January 4, 2008 • 4:50 pm
Designers of so-called sustainable fashion are not only thriving this
winter, many also are providing farmers with new markets for their crops.
Ecofashion makes the catwalk, helps farms – USATODAY.com
SAN FRANCISCO — In a workshop in the city’s Mission District, Ally Beran’s team of fashion designers is sprawled out over buttons and spools of thread, hoping to stem global warming by stitching new outfits from thrift store finds. A brown lace applique from a scrap bin could make last year’s castoff cashmere pop, Beran muses. Or, she reckons, swatches from a tattered leather jacket could double as chic epaulettes on a high-end used sweater. Designers of so-called sustainable fashion are not only dominating New York catwalks and urban boutique racks this winter, many also are providing farmers with new markets for their crops.
Filed under: Consumer, eco-friendly, environment, fashion, trends
January 3, 2008 • 11:35 am
A new breed of salons for grooming-conscious men are cropping up in more places than you’d think. Don’t think you’ll find flower shaped emory boards or pastel-colored walls. Instead, these salons feature wood floors, black leather couches and pool tables.
A Beer and a Game of Pool With That Manicure? – WSJ.com
Men looking for a decent haircut and shave have generally had two options: Head to the local barber or brave a female-focused beauty salon. Now, some new shops for men aim to offer salon pampering in a guy-centric environment — complete with ESPN and scotch.

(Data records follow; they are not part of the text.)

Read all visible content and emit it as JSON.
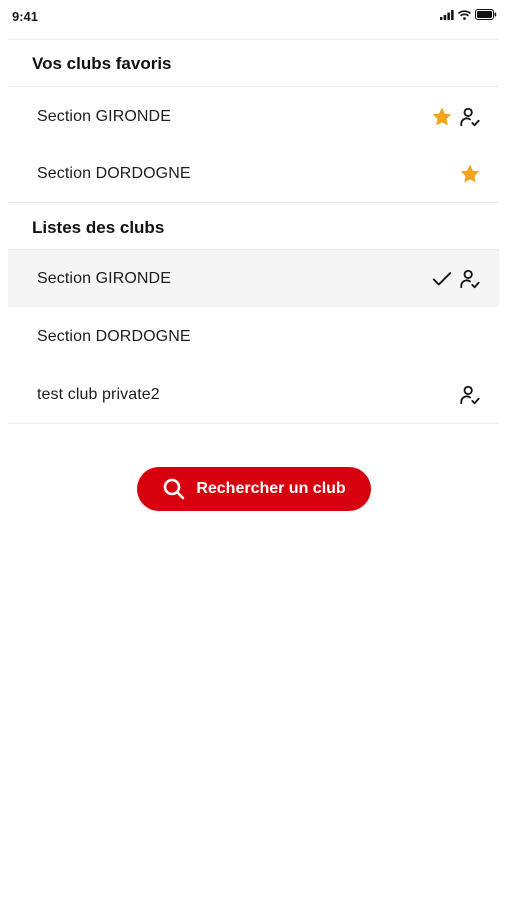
{
  "status_bar": {
    "time": "9:41"
  },
  "favorites": {
    "title": "Vos clubs favoris",
    "items": [
      {
        "label": "Section GIRONDE",
        "icons": [
          "star-icon",
          "user-check-icon"
        ]
      },
      {
        "label": "Section DORDOGNE",
        "icons": [
          "star-icon"
        ]
      }
    ]
  },
  "clubs": {
    "title": "Listes des clubs",
    "items": [
      {
        "label": "Section GIRONDE",
        "icons": [
          "checkmark-icon",
          "user-check-icon"
        ],
        "selected": true
      },
      {
        "label": "Section DORDOGNE",
        "icons": []
      },
      {
        "label": "test club private2",
        "icons": [
          "user-check-icon"
        ]
      }
    ]
  },
  "search_button": {
    "label": "Rechercher un club",
    "icon": "search-icon"
  },
  "colors": {
    "accent": "#d7000f",
    "star": "#f3a41a",
    "selected_row": "#f5f5f5"
  }
}
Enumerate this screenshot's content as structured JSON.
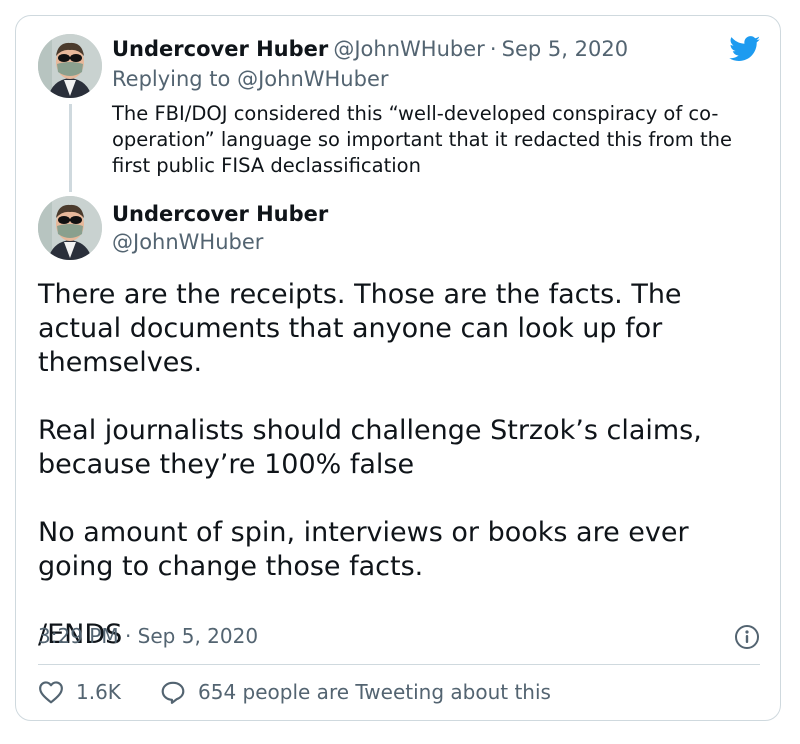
{
  "quoted_tweet": {
    "author_name": "Undercover Huber",
    "handle": "@JohnWHuber",
    "separator": "·",
    "date": "Sep 5, 2020",
    "replying_prefix": "Replying to",
    "replying_handle": "@JohnWHuber",
    "text": "The FBI/DOJ considered this “well-developed conspiracy of co-operation” language so important that it redacted this from the first public FISA declassification"
  },
  "main_tweet": {
    "author_name": "Undercover Huber",
    "handle": "@JohnWHuber",
    "paragraphs": [
      "There are the receipts. Those are the facts. The actual documents that anyone can look up for themselves.",
      "Real journalists should challenge Strzok’s claims, because they’re 100% false",
      "No amount of spin, interviews or books are ever going to change those facts.",
      "/ENDS"
    ],
    "time": "3:29 PM",
    "separator": "·",
    "date": "Sep 5, 2020"
  },
  "actions": {
    "likes": "1.6K",
    "conversation": "654 people are Tweeting about this"
  },
  "icons": {
    "brand": "twitter-bird-icon",
    "info": "info-icon",
    "like": "heart-icon",
    "reply": "speech-bubble-icon"
  },
  "colors": {
    "brand_blue": "#1d9bf0",
    "text": "#0f1419",
    "secondary": "#536471",
    "border": "#cfd9de"
  }
}
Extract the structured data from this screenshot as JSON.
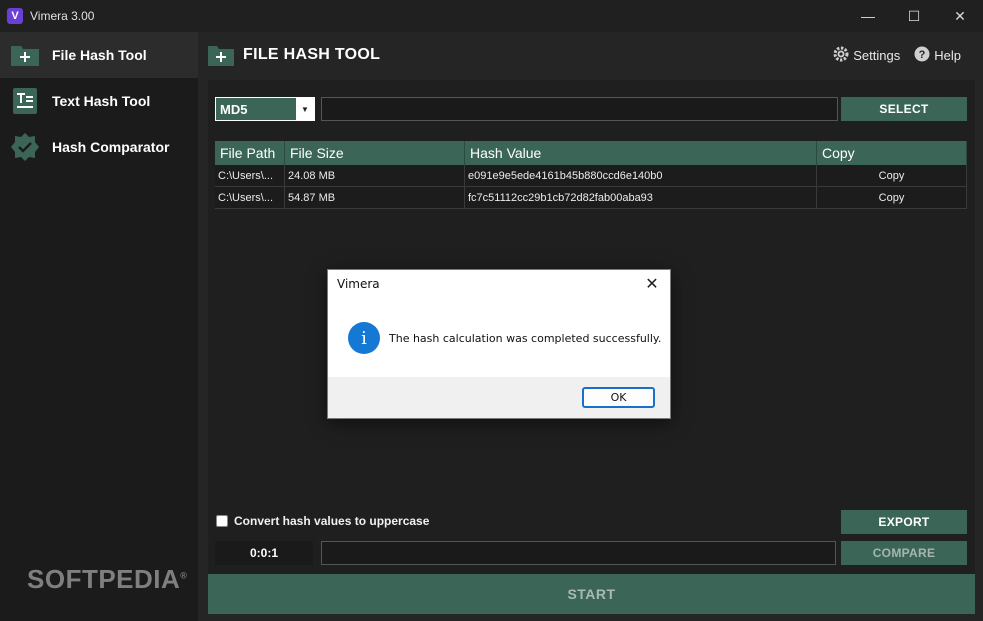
{
  "window": {
    "title": "Vimera 3.00",
    "logo_letter": "V",
    "minimize": "—",
    "maximize": "☐",
    "close": "✕"
  },
  "sidebar": {
    "items": [
      {
        "label": "File Hash Tool",
        "icon": "file-plus-icon",
        "active": true
      },
      {
        "label": "Text Hash Tool",
        "icon": "text-document-icon",
        "active": false
      },
      {
        "label": "Hash Comparator",
        "icon": "check-badge-icon",
        "active": false
      }
    ],
    "watermark": "SOFTPEDIA",
    "watermark_mark": "®"
  },
  "header": {
    "title": "FILE HASH TOOL",
    "settings_label": "Settings",
    "help_label": "Help"
  },
  "toolbar": {
    "algorithm": "MD5",
    "path_value": "",
    "select_label": "SELECT"
  },
  "table": {
    "columns": [
      "File Path",
      "File Size",
      "Hash Value",
      "Copy"
    ],
    "rows": [
      {
        "path": "C:\\Users\\...",
        "size": "24.08 MB",
        "hash": "e091e9e5ede4161b45b880ccd6e140b0",
        "copy": "Copy"
      },
      {
        "path": "C:\\Users\\...",
        "size": "54.87 MB",
        "hash": "fc7c51112cc29b1cb72d82fab00aba93",
        "copy": "Copy"
      }
    ]
  },
  "options": {
    "uppercase_label": "Convert hash values to uppercase",
    "uppercase_checked": false
  },
  "footer": {
    "timer": "0:0:1",
    "export_label": "EXPORT",
    "compare_label": "COMPARE",
    "start_label": "START"
  },
  "dialog": {
    "title": "Vimera",
    "message": "The hash calculation was completed successfully.",
    "ok_label": "OK",
    "close": "✕",
    "info_glyph": "i"
  },
  "colors": {
    "accent": "#3b6657",
    "background": "#1e1e1e",
    "dialog_info": "#1478d4"
  }
}
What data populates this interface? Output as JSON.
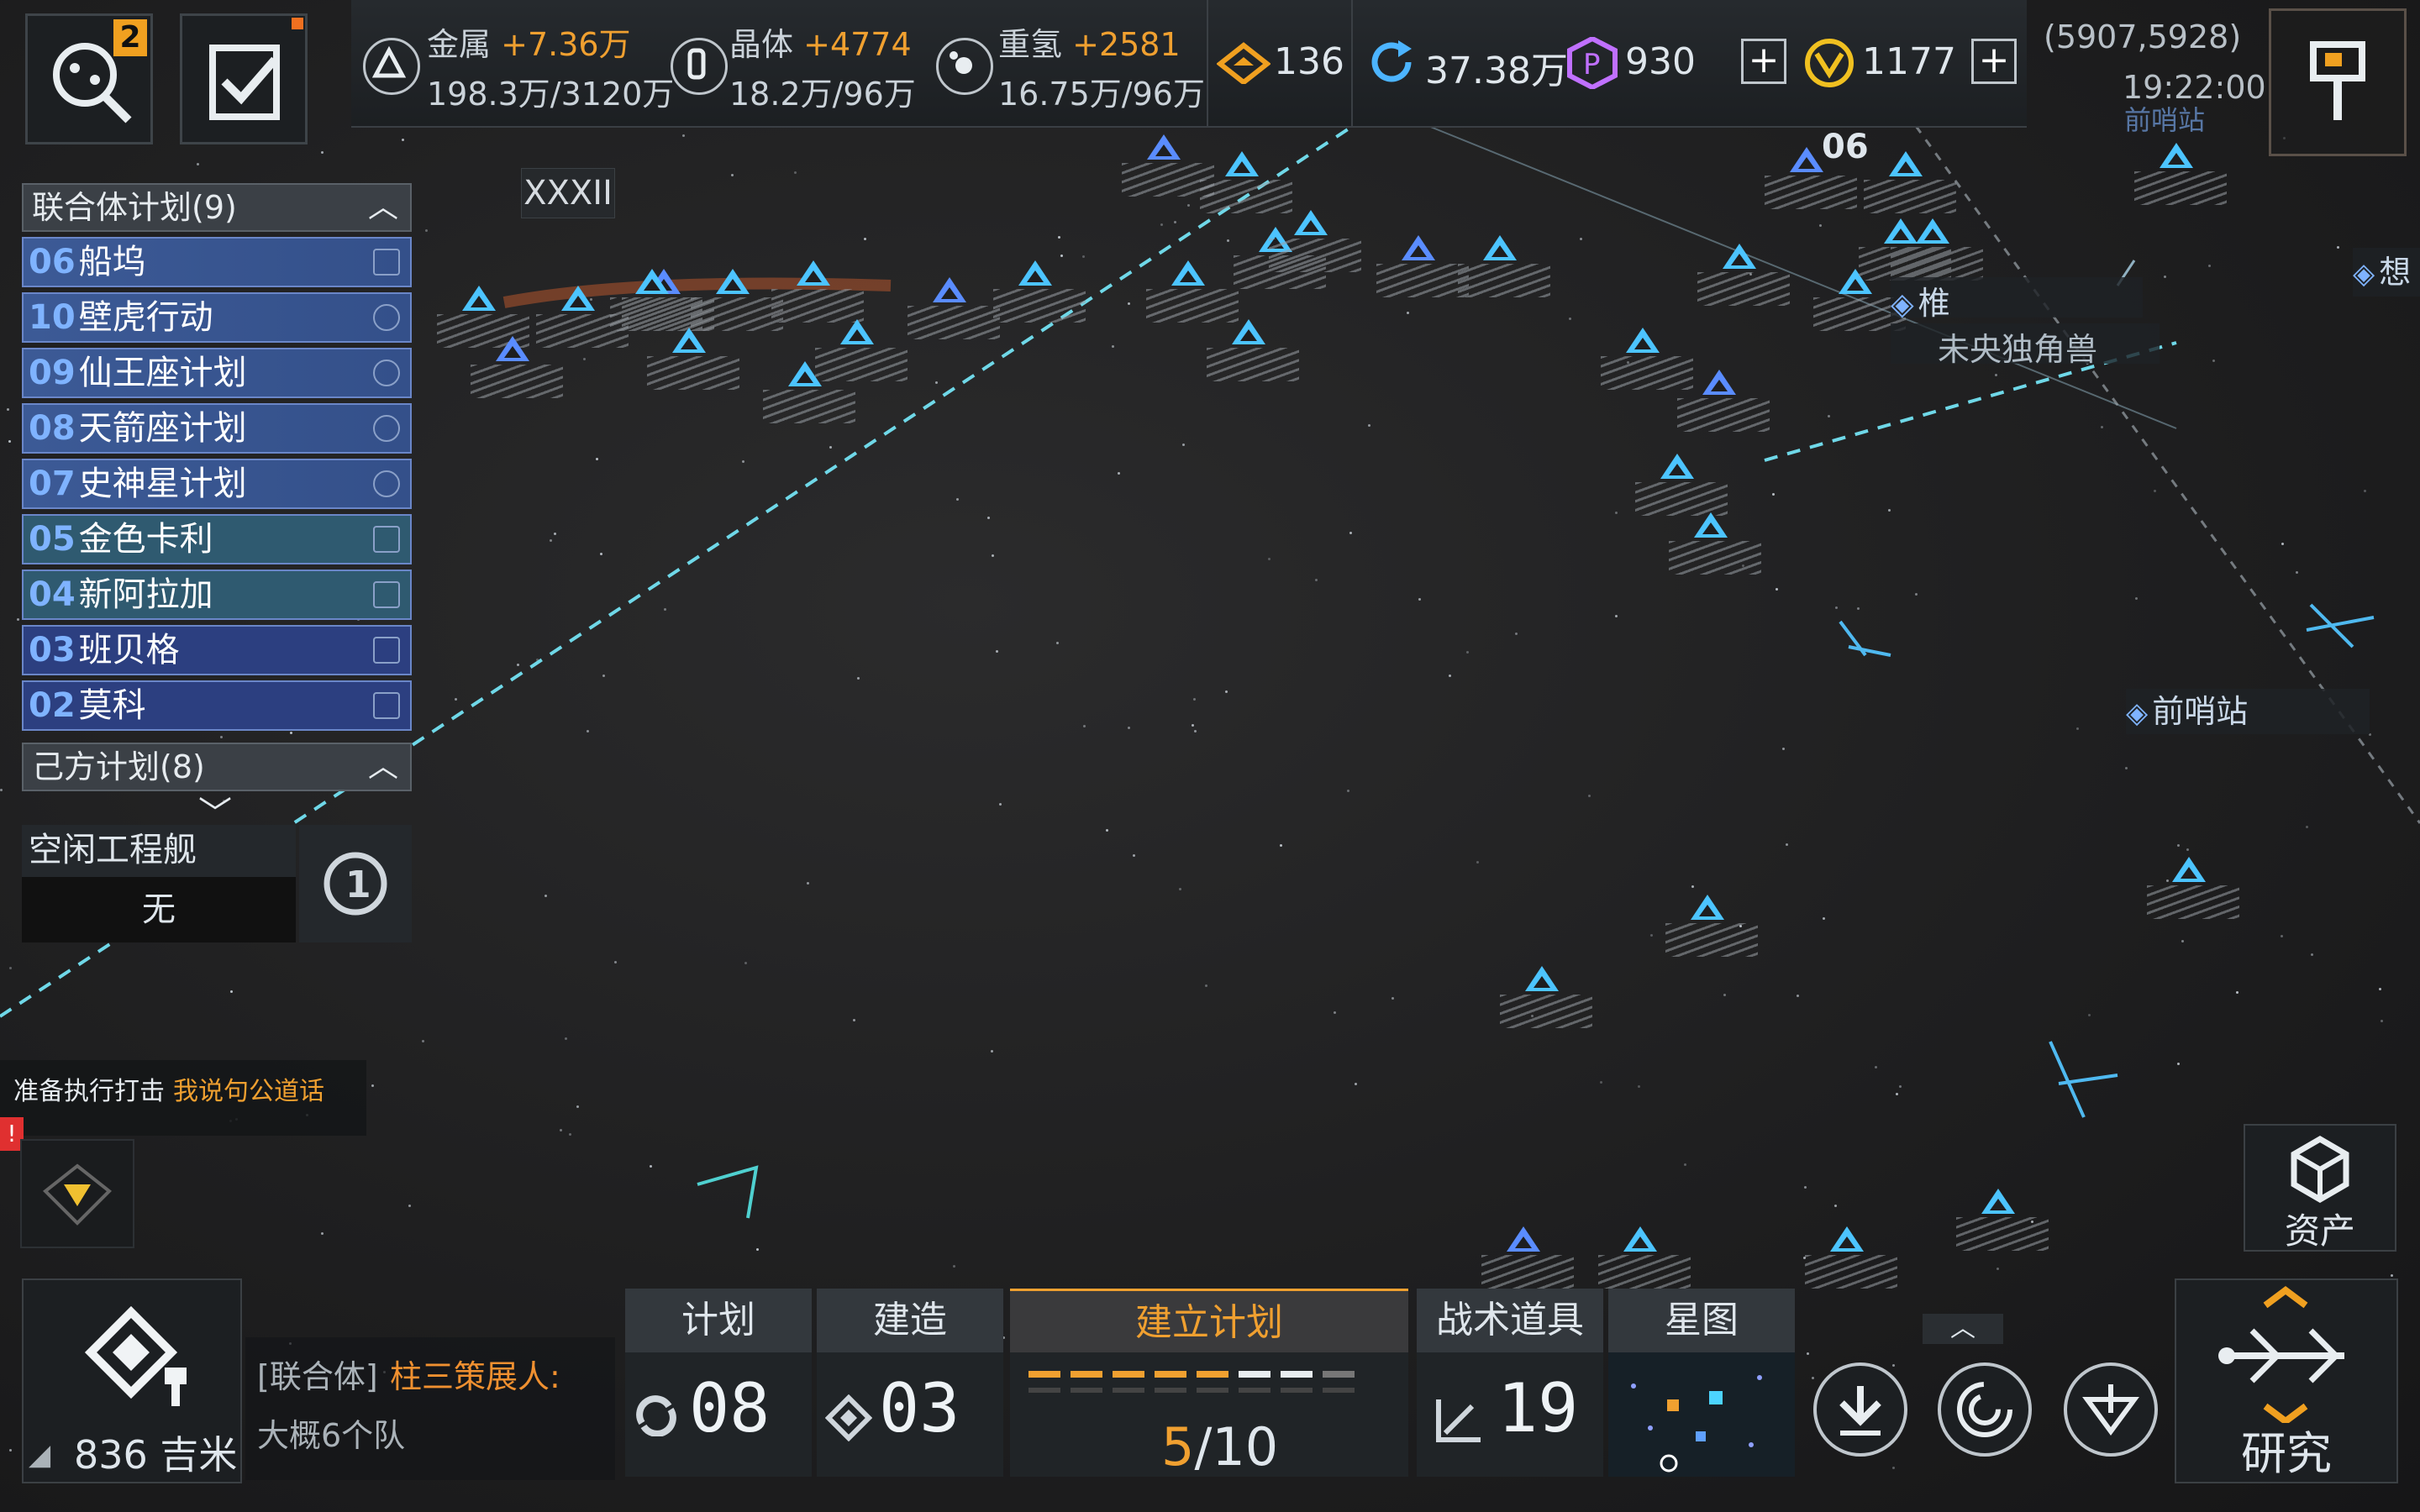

These manly salons also allow men to indulge in treatments once taboo, such as manicures and facials — but all with a distinctly male tenor. Instead of pastel-colored walls, there are wood floors, black leather couches and pool tables. Some also offer private areas for more blush-inducing services, such as hair coloring and body waxing.
Filed under: Beer, Consumer, fashion, Men, trends